■ PROBLEM DETAILS ■
List every line in this data where the string "VALLEY" occurs.

RECORDS FOR PROCESSING: Begin

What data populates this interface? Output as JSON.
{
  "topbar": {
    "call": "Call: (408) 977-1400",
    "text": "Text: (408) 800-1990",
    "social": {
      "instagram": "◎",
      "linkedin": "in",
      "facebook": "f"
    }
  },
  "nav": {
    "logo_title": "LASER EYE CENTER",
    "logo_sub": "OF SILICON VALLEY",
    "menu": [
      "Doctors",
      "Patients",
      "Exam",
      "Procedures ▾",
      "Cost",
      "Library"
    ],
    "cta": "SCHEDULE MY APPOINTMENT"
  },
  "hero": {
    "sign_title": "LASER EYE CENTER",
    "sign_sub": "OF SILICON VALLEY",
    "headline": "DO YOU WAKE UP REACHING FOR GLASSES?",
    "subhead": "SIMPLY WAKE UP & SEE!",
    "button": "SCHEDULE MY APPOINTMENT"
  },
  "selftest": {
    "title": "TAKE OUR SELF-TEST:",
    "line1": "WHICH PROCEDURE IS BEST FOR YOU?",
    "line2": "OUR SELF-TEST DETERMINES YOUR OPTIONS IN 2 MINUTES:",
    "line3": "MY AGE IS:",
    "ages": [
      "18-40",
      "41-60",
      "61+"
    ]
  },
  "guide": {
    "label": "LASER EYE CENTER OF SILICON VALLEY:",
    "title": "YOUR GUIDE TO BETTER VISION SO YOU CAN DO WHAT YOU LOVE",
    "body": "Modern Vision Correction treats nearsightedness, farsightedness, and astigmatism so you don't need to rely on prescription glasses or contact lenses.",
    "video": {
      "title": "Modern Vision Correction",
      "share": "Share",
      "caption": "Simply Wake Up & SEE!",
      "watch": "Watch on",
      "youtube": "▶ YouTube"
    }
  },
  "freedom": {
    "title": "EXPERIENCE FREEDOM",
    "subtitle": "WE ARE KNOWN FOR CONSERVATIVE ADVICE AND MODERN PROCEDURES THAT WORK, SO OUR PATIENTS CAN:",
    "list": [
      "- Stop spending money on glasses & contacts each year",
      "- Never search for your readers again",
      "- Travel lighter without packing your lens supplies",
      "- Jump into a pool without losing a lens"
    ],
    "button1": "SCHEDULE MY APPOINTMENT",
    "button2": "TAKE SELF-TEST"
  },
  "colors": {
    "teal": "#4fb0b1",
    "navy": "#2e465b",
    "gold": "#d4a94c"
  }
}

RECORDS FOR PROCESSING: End

■ ANSWER SPACE ■
    "logo_sub": "OF SILICON VALLEY",
    "sign_sub": "OF SILICON VALLEY",
    "label": "LASER EYE CENTER OF SILICON VALLEY:",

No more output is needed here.